[DATA EXTRACT Boundary: Start]

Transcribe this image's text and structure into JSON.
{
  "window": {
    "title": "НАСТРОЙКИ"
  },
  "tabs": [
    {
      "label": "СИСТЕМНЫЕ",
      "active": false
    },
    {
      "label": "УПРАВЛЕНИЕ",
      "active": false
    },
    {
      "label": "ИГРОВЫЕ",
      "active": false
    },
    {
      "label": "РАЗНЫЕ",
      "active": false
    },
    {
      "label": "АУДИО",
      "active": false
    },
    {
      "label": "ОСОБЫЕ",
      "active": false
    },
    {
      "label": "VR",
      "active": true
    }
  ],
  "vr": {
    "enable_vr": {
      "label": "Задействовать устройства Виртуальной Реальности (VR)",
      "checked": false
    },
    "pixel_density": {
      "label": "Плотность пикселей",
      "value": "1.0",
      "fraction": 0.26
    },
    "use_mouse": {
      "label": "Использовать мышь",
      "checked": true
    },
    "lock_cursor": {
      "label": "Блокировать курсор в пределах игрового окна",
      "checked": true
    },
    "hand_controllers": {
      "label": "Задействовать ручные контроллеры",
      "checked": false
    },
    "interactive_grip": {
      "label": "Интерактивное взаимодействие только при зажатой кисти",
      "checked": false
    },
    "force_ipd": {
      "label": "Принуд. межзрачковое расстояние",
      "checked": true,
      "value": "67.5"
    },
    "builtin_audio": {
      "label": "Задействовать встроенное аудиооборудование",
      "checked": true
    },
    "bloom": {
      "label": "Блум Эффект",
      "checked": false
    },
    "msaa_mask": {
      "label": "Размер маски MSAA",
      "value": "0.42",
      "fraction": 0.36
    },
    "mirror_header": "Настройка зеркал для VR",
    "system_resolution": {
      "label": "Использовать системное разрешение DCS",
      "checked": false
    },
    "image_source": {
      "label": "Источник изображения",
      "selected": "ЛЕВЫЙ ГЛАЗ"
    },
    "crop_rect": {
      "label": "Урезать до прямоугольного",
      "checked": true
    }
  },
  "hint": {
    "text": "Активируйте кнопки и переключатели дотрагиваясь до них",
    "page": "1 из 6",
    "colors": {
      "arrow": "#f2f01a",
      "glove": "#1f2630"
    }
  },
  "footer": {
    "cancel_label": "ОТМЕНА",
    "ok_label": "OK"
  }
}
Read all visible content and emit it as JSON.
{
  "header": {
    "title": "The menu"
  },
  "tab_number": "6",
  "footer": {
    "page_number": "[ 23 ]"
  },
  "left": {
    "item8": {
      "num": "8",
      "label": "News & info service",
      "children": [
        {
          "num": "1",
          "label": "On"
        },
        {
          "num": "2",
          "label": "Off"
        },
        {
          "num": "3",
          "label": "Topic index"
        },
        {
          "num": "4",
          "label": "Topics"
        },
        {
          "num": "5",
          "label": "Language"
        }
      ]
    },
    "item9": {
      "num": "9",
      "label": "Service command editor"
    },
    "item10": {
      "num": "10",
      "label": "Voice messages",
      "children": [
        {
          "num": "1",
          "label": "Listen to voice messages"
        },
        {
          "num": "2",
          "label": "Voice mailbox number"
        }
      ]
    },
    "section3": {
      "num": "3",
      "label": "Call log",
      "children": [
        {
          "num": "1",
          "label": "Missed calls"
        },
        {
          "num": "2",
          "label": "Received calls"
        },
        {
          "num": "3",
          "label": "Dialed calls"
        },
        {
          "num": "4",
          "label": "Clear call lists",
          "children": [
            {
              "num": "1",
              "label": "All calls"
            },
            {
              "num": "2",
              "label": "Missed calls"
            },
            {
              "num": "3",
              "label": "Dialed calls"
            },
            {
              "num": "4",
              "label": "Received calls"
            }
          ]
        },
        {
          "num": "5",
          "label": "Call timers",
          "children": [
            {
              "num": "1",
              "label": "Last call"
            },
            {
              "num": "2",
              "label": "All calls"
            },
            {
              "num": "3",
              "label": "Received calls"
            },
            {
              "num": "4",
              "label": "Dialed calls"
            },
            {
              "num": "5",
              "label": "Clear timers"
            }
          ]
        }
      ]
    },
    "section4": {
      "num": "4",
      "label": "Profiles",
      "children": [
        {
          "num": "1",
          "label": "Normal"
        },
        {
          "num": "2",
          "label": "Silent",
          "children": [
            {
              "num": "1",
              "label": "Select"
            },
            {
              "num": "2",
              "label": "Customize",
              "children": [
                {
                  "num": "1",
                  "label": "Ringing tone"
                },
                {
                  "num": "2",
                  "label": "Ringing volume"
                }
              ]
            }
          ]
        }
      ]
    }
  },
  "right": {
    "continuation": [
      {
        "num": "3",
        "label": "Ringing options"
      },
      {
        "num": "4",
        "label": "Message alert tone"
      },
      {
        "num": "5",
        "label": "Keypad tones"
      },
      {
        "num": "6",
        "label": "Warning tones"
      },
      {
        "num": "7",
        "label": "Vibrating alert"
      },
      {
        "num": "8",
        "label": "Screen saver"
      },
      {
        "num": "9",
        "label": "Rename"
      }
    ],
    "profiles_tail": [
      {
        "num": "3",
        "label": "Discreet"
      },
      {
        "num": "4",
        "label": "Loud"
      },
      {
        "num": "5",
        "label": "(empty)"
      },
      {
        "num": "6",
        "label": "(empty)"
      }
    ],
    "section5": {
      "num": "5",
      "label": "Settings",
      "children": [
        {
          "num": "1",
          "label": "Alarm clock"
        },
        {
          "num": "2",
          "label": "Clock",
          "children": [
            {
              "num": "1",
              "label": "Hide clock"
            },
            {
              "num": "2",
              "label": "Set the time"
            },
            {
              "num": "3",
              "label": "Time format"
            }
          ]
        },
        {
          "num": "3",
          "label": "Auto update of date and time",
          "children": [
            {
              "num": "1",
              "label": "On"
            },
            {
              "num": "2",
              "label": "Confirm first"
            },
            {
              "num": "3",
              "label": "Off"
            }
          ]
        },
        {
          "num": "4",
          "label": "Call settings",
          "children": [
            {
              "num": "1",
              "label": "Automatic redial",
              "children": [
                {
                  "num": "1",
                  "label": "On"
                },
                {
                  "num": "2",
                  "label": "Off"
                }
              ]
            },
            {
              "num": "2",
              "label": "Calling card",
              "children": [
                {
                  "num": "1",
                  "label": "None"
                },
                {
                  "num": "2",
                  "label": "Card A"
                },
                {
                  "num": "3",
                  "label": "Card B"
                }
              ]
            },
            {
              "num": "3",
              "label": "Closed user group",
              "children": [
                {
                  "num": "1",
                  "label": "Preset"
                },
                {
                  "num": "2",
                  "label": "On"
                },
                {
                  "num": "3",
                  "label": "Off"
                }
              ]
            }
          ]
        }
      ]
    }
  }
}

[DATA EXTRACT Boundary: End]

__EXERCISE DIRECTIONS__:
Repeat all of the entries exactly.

__PROBLEM SOLUTION__:
Transcribe this image's text and structure into JSON.
{
  "window": {
    "title": "НАСТРОЙКИ"
  },
  "tabs": [
    {
      "label": "СИСТЕМНЫЕ",
      "active": false
    },
    {
      "label": "УПРАВЛЕНИЕ",
      "active": false
    },
    {
      "label": "ИГРОВЫЕ",
      "active": false
    },
    {
      "label": "РАЗНЫЕ",
      "active": false
    },
    {
      "label": "АУДИО",
      "active": false
    },
    {
      "label": "ОСОБЫЕ",
      "active": false
    },
    {
      "label": "VR",
      "active": true
    }
  ],
  "vr": {
    "enable_vr": {
      "label": "Задействовать устройства Виртуальной Реальности (VR)",
      "checked": false
    },
    "pixel_density": {
      "label": "Плотность пикселей",
      "value": "1.0",
      "fraction": 0.26
    },
    "use_mouse": {
      "label": "Использовать мышь",
      "checked": true
    },
    "lock_cursor": {
      "label": "Блокировать курсор в пределах игрового окна",
      "checked": true
    },
    "hand_controllers": {
      "label": "Задействовать ручные контроллеры",
      "checked": false
    },
    "interactive_grip": {
      "label": "Интерактивное взаимодействие только при зажатой кисти",
      "checked": false
    },
    "force_ipd": {
      "label": "Принуд. межзрачковое расстояние",
      "checked": true,
      "value": "67.5"
    },
    "builtin_audio": {
      "label": "Задействовать встроенное аудиооборудование",
      "checked": true
    },
    "bloom": {
      "label": "Блум Эффект",
      "checked": false
    },
    "msaa_mask": {
      "label": "Размер маски MSAA",
      "value": "0.42",
      "fraction": 0.36
    },
    "mirror_header": "Настройка зеркал для VR",
    "system_resolution": {
      "label": "Использовать системное разрешение DCS",
      "checked": false
    },
    "image_source": {
      "label": "Источник изображения",
      "selected": "ЛЕВЫЙ ГЛАЗ"
    },
    "crop_rect": {
      "label": "Урезать до прямоугольного",
      "checked": true
    }
  },
  "hint": {
    "text": "Активируйте кнопки и переключатели дотрагиваясь до них",
    "page": "1 из 6",
    "colors": {
      "arrow": "#f2f01a",
      "glove": "#1f2630"
    }
  },
  "footer": {
    "cancel_label": "ОТМЕНА",
    "ok_label": "OK"
  }
}
Read all visible content and emit it as JSON.
{
  "header": {
    "title": "The menu"
  },
  "tab_number": "6",
  "footer": {
    "page_number": "[ 23 ]"
  },
  "left": {
    "item8": {
      "num": "8",
      "label": "News & info service",
      "children": [
        {
          "num": "1",
          "label": "On"
        },
        {
          "num": "2",
          "label": "Off"
        },
        {
          "num": "3",
          "label": "Topic index"
        },
        {
          "num": "4",
          "label": "Topics"
        },
        {
          "num": "5",
          "label": "Language"
        }
      ]
    },
    "item9": {
      "num": "9",
      "label": "Service command editor"
    },
    "item10": {
      "num": "10",
      "label": "Voice messages",
      "children": [
        {
          "num": "1",
          "label": "Listen to voice messages"
        },
        {
          "num": "2",
          "label": "Voice mailbox number"
        }
      ]
    },
    "section3": {
      "num": "3",
      "label": "Call log",
      "children": [
        {
          "num": "1",
          "label": "Missed calls"
        },
        {
          "num": "2",
          "label": "Received calls"
        },
        {
          "num": "3",
          "label": "Dialed calls"
        },
        {
          "num": "4",
          "label": "Clear call lists",
          "children": [
            {
              "num": "1",
              "label": "All calls"
            },
            {
              "num": "2",
              "label": "Missed calls"
            },
            {
              "num": "3",
              "label": "Dialed calls"
            },
            {
              "num": "4",
              "label": "Received calls"
            }
          ]
        },
        {
          "num": "5",
          "label": "Call timers",
          "children": [
            {
              "num": "1",
              "label": "Last call"
            },
            {
              "num": "2",
              "label": "All calls"
            },
            {
              "num": "3",
              "label": "Received calls"
            },
            {
              "num": "4",
              "label": "Dialed calls"
            },
            {
              "num": "5",
              "label": "Clear timers"
            }
          ]
        }
      ]
    },
    "section4": {
      "num": "4",
      "label": "Profiles",
      "children": [
        {
          "num": "1",
          "label": "Normal"
        },
        {
          "num": "2",
          "label": "Silent",
          "children": [
            {
              "num": "1",
              "label": "Select"
            },
            {
              "num": "2",
              "label": "Customize",
              "children": [
                {
                  "num": "1",
                  "label": "Ringing tone"
                },
                {
                  "num": "2",
                  "label": "Ringing volume"
                }
              ]
            }
          ]
        }
      ]
    }
  },
  "right": {
    "continuation": [
      {
        "num": "3",
        "label": "Ringing options"
      },
      {
        "num": "4",
        "label": "Message alert tone"
      },
      {
        "num": "5",
        "label": "Keypad tones"
      },
      {
        "num": "6",
        "label": "Warning tones"
      },
      {
        "num": "7",
        "label": "Vibrating alert"
      },
      {
        "num": "8",
        "label": "Screen saver"
      },
      {
        "num": "9",
        "label": "Rename"
      }
    ],
    "profiles_tail": [
      {
        "num": "3",
        "label": "Discreet"
      },
      {
        "num": "4",
        "label": "Loud"
      },
      {
        "num": "5",
        "label": "(empty)"
      },
      {
        "num": "6",
        "label": "(empty)"
      }
    ],
    "section5": {
      "num": "5",
      "label": "Settings",
      "children": [
        {
          "num": "1",
          "label": "Alarm clock"
        },
        {
          "num": "2",
          "label": "Clock",
          "children": [
            {
              "num": "1",
              "label": "Hide clock"
            },
            {
              "num": "2",
              "label": "Set the time"
            },
            {
              "num": "3",
              "label": "Time format"
            }
          ]
        },
        {
          "num": "3",
          "label": "Auto update of date and time",
          "children": [
            {
              "num": "1",
              "label": "On"
            },
            {
              "num": "2",
              "label": "Confirm first"
            },
            {
              "num": "3",
              "label": "Off"
            }
          ]
        },
        {
          "num": "4",
          "label": "Call settings",
          "children": [
            {
              "num": "1",
              "label": "Automatic redial",
              "children": [
                {
                  "num": "1",
                  "label": "On"
                },
                {
                  "num": "2",
                  "label": "Off"
                }
              ]
            },
            {
              "num": "2",
              "label": "Calling card",
              "children": [
                {
                  "num": "1",
                  "label": "None"
                },
                {
                  "num": "2",
                  "label": "Card A"
                },
                {
                  "num": "3",
                  "label": "Card B"
                }
              ]
            },
            {
              "num": "3",
              "label": "Closed user group",
              "children": [
                {
                  "num": "1",
                  "label": "Preset"
                },
                {
                  "num": "2",
                  "label": "On"
                },
                {
                  "num": "3",
                  "label": "Off"
                }
              ]
            }
          ]
        }
      ]
    }
  }
}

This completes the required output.